Matus says it’s also been an adjustment leading a team of staffers a decade or two older than he is. “It’s, uh, interesting,” he says as he roots through a drawer stuffed with drone parts. Choosing his words carefully, he looks up and smiles. “People can be difficult.” He says he’s learned to take advice from people with more experience, to step back and defer when necessary, even as founder and CEO. “For being as smart as he is,” says Lambert, “he’s one of the most humble people I know. He doesn’t think he knows everything. He’s like a sponge.”
Matus says he’s been surprised by how much he’s enjoyed the business side of running a company -- meeting with investors, haggling over prices with suppliers and negotiating with distributors. But he really lights up when he starts talking about his drone. “The core is still the flying aspect and the joy of flight, which is still the root of it,” he says. “It still feels like a hobby.”
If all goes according to plan, later this year, the company will release a drone that will bring Matus closer than ever to realizing his vision. He’s calling it “the flagship.” It will cost $1,299. Like the Teal Sport, the flagship will be geared toward consumers “as a platform for learning how to fly, gaming, racing, companionship, education, taking photos and videos,” Matus says. But that’s just the start. The unit will also be equipped with a software development kit that will enable anyone to develop apps for it, and a powerful computer that will allow autonomous flight and deep learning. The goal is to give it the ability to recognize images and voices, meaning that if you’re a parent and you tell it to go check on the kids at the park, it will be able to go find them and transmit video back to you. Teal will also offer an upgrade that will allow the drone to avoid obstacles such as trees and buildings of its own accord (sparing it from the fate that befell Matus’ first remote-controlled plane).
In the future, the company plans to build out more commercial applications and partner with companies and municipalities that can use the drone for supervising building projects, search-and-rescue operations, even emergency services. (This isn’t as far-fetched as it may seem. In a recent test, Swedish researchers deployed drones equipped with defibrillators from fire stations and found they arrived, on average, 17 minutes faster than ambulances.)
Naturally, the specter of an extremely fast flying machine that can spot a face in a crowd and follow around its owner has raised safety and privacy concerns. Those have led to proposed legislation that would give the federal government power to track, hack and destroy any drone.
But Matus isn’t worried about looming regulation. If anything, he thinks it will help restrict drones in a positive way, to normalize them and make them less recreational and more useful, more helpful. “Drones will be as ubiquitous as smartphones,” he says with a giddy grin. Whatever happens next for Teal -- an IPO, an acquisition, a bust, whatever -- that spirit of inquiry, exploration and optimism will guide George Matus.

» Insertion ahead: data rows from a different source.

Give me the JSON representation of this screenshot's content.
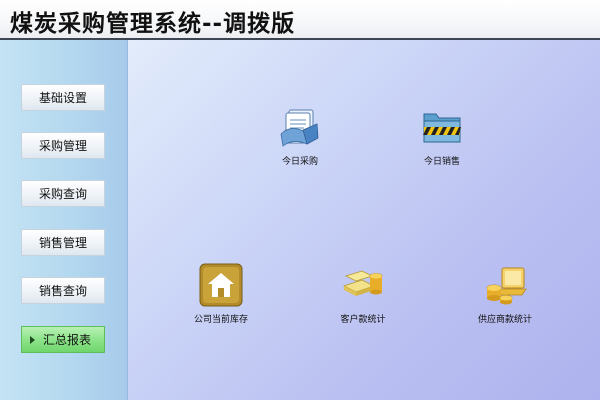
{
  "app": {
    "title": "煤炭采购管理系统--调拨版"
  },
  "sidebar": {
    "items": [
      {
        "label": "基础设置",
        "active": false
      },
      {
        "label": "采购管理",
        "active": false
      },
      {
        "label": "采购查询",
        "active": false
      },
      {
        "label": "销售管理",
        "active": false
      },
      {
        "label": "销售查询",
        "active": false
      },
      {
        "label": "汇总报表",
        "active": true
      }
    ]
  },
  "main": {
    "tiles": [
      {
        "label": "今日采购",
        "icon": "document-icon"
      },
      {
        "label": "今日销售",
        "icon": "folder-icon"
      },
      {
        "label": "公司当前库存",
        "icon": "warehouse-icon"
      },
      {
        "label": "客户款统计",
        "icon": "money-stack-icon"
      },
      {
        "label": "供应商款统计",
        "icon": "coins-laptop-icon"
      }
    ]
  },
  "colors": {
    "accent_active": "#8ee48b",
    "sidebar_bg": "#b4d8ef",
    "main_bg": "#c4ccf4",
    "title_border": "#3e4653"
  }
}
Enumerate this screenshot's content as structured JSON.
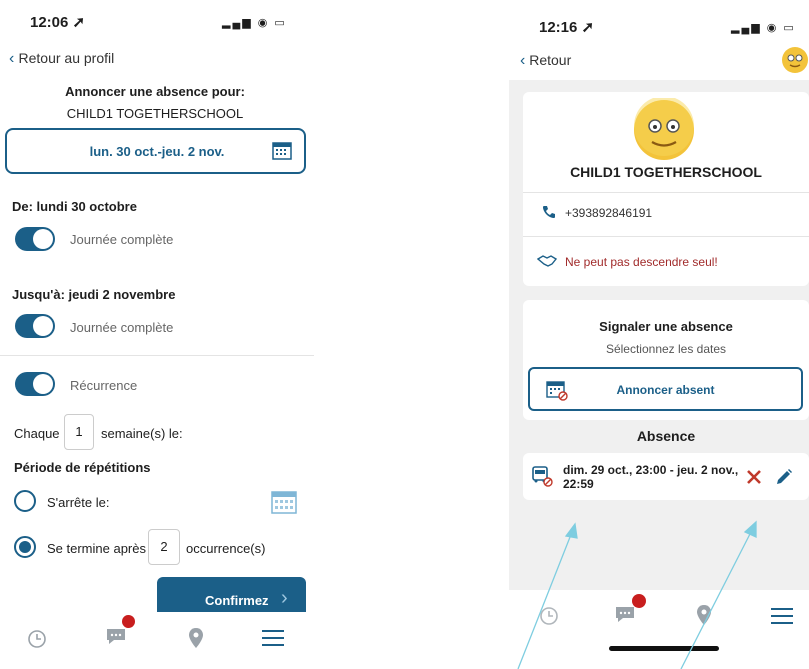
{
  "left": {
    "status": {
      "time": "12:06 ➚",
      "icons": "▂▄▆ ◉ ▭"
    },
    "back_label": "Retour au profil",
    "heading": "Annoncer une absence pour:",
    "child_name": "CHILD1 TOGETHERSCHOOL",
    "date_range": "lun. 30 oct.-jeu. 2 nov.",
    "from_label": "De: lundi 30 octobre",
    "full_day_label_1": "Journée complète",
    "to_label": "Jusqu'à: jeudi 2 novembre",
    "full_day_label_2": "Journée complète",
    "recurrence_label": "Récurrence",
    "every_label": "Chaque",
    "every_value": "1",
    "weeks_label": "semaine(s) le:",
    "period_label": "Période de répétitions",
    "stops_on_label": "S'arrête le:",
    "ends_after_label": "Se termine après",
    "ends_after_value": "2",
    "occurrences_label": "occurrence(s)",
    "confirm_label": "Confirmez",
    "confirm_arrow": "›"
  },
  "right": {
    "status": {
      "time": "12:16 ➚",
      "icons": "▂▄▆ ◉ ▭"
    },
    "back_label": "Retour",
    "child_name": "CHILD1 TOGETHERSCHOOL",
    "phone": "+393892846191",
    "warning": "Ne peut pas descendre seul!",
    "report_title": "Signaler une absence",
    "report_subtitle": "Sélectionnez les dates",
    "announce_label": "Annoncer absent",
    "absence_heading": "Absence",
    "absence_text_1": "dim. 29 oct., 23:00 - jeu. 2 nov.,",
    "absence_text_2": "22:59"
  },
  "icons": {
    "back": "chevron-left-icon",
    "calendar": "calendar-icon",
    "clock": "clock-icon",
    "chat": "chat-icon",
    "pin": "location-pin-icon",
    "menu": "menu-icon",
    "phone": "phone-icon",
    "handshake": "handshake-icon",
    "bus": "bus-icon",
    "delete": "delete-icon",
    "edit": "edit-icon",
    "avatar": "smiley-avatar-icon"
  },
  "colors": {
    "primary": "#1b5f88",
    "danger": "#c0392b",
    "notification": "#c81e1e",
    "annotation_arrow": "#7ecde0"
  }
}
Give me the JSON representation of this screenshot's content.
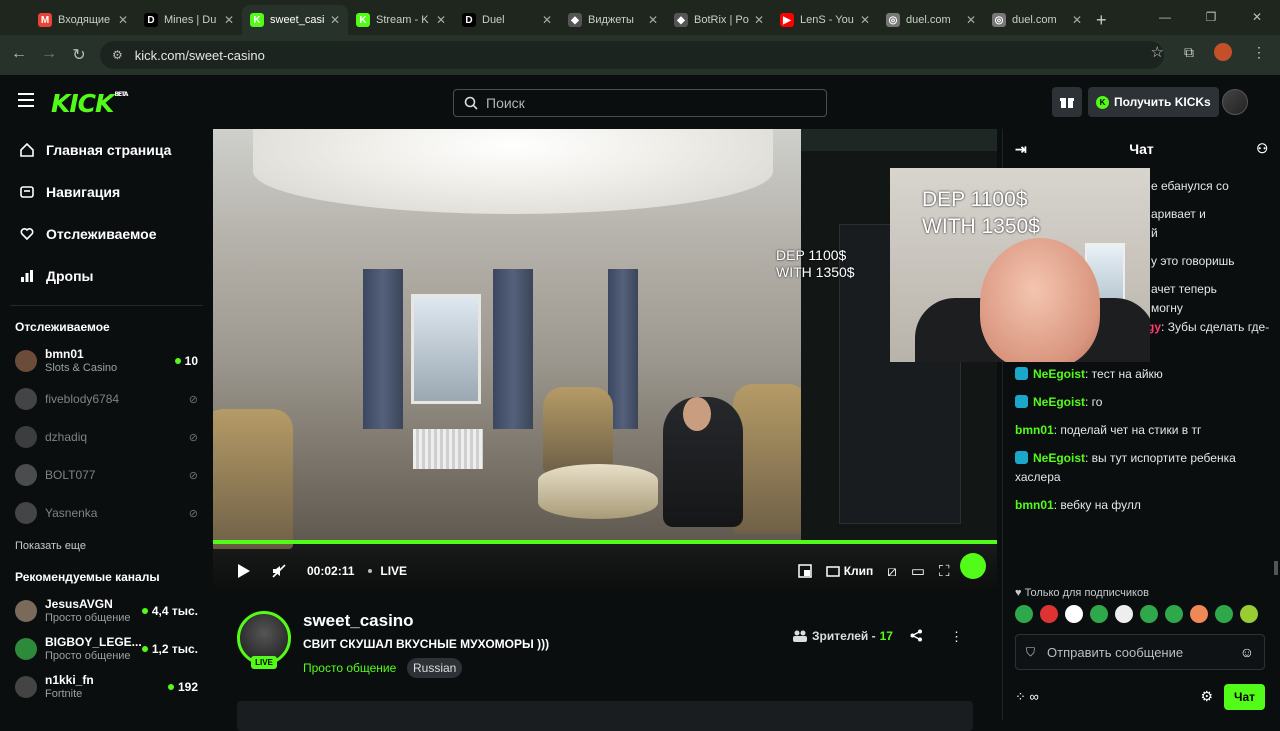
{
  "browser": {
    "tabs": [
      {
        "label": "Входящие",
        "fav": "M",
        "color": "#ea4335"
      },
      {
        "label": "Mines | Du",
        "fav": "D",
        "color": "#000000"
      },
      {
        "label": "sweet_casi",
        "fav": "K",
        "color": "#53fc18",
        "active": true
      },
      {
        "label": "Stream - K",
        "fav": "K",
        "color": "#53fc18"
      },
      {
        "label": "Duel",
        "fav": "D",
        "color": "#000000"
      },
      {
        "label": "Виджеты",
        "fav": "◆",
        "color": "#555555"
      },
      {
        "label": "BotRix | Po",
        "fav": "◆",
        "color": "#555555"
      },
      {
        "label": "LenS - You",
        "fav": "▶",
        "color": "#ff0000"
      },
      {
        "label": "duel.com",
        "fav": "◎",
        "color": "#777777"
      },
      {
        "label": "duel.com",
        "fav": "◎",
        "color": "#777777"
      }
    ],
    "url": "kick.com/sweet-casino"
  },
  "header": {
    "logo": "KICK",
    "logo_badge": "BETA",
    "search_placeholder": "Поиск",
    "get_kicks": "Получить KICKs",
    "accent": "#53fc18"
  },
  "sidebar": {
    "nav": [
      {
        "label": "Главная страница",
        "icon": "home-icon"
      },
      {
        "label": "Навигация",
        "icon": "compass-icon"
      },
      {
        "label": "Отслеживаемое",
        "icon": "heart-icon"
      },
      {
        "label": "Дропы",
        "icon": "drops-icon"
      }
    ],
    "following_title": "Отслеживаемое",
    "following": [
      {
        "name": "bmn01",
        "category": "Slots & Casino",
        "viewers": "10",
        "live": true
      },
      {
        "name": "fiveblody6784",
        "live": false
      },
      {
        "name": "dzhadiq",
        "live": false
      },
      {
        "name": "BOLT077",
        "live": false
      },
      {
        "name": "Yasnenka",
        "live": false
      }
    ],
    "show_more": "Показать еще",
    "recommended_title": "Рекомендуемые каналы",
    "recommended": [
      {
        "name": "JesusAVGN",
        "category": "Просто общение",
        "viewers": "4,4 тыс."
      },
      {
        "name": "BIGBOY_LEGE...",
        "category": "Просто общение",
        "viewers": "1,2 тыс."
      },
      {
        "name": "n1kki_fn",
        "category": "Fortnite",
        "viewers": "192"
      }
    ]
  },
  "player": {
    "time": "00:02:11",
    "live_label": "LIVE",
    "clip_label": "Клип",
    "overlay_line1": "DEP 1100$",
    "overlay_line2": "WITH 1350$",
    "progress": 1.0
  },
  "stream_info": {
    "channel": "sweet_casino",
    "live_badge": "LIVE",
    "title": "СВИТ СКУШАЛ ВКУСНЫЕ МУХОМОРЫ )))",
    "category": "Просто общение",
    "language": "Russian",
    "viewers_label": "Зрителей -",
    "viewers": "17"
  },
  "chat": {
    "title": "Чат",
    "messages": [
      {
        "user": "",
        "text": "е ебанулся со",
        "color": "#ffffff"
      },
      {
        "user": "",
        "text": "аривает и",
        "color": "#ffffff"
      },
      {
        "user": "",
        "text": "й",
        "color": "#ffffff"
      },
      {
        "user": "",
        "text": "у это говоришь",
        "color": "#ffffff"
      },
      {
        "user": "",
        "text": "ачет теперь",
        "color": "#ffffff"
      },
      {
        "user": "",
        "text": "могну",
        "color": "#ffffff"
      },
      {
        "user": "Kwinzees_nebedolagy",
        "text": ": Зубы сделать где-то пол лямчика",
        "color": "#ff3b6b",
        "badge": "#e04aa0"
      },
      {
        "user": "NeEgoist",
        "text": ": тест на айкю",
        "color": "#53fc18",
        "badge": "#1aa7c9"
      },
      {
        "user": "NeEgoist",
        "text": ": го",
        "color": "#53fc18",
        "badge": "#1aa7c9"
      },
      {
        "user": "bmn01",
        "text": ": поделай чет на стики в тг",
        "color": "#53fc18"
      },
      {
        "user": "NeEgoist",
        "text": ": вы тут испортите ребенка хаслера",
        "color": "#53fc18",
        "badge": "#1aa7c9"
      },
      {
        "user": "bmn01",
        "text": ": вебку на фулл",
        "color": "#53fc18"
      }
    ],
    "sub_only": "Только для подписчиков",
    "input_placeholder": "Отправить сообщение",
    "send": "Чат"
  }
}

“For me it’s more about the ability to be able to stay on the bleeding edge of something. Elon Musk says he just likes to think about the future and not be sad. That’s the way I like to approach it, too. We’ve got the chance to make a slightly better future. That’s what keeps me motivated.”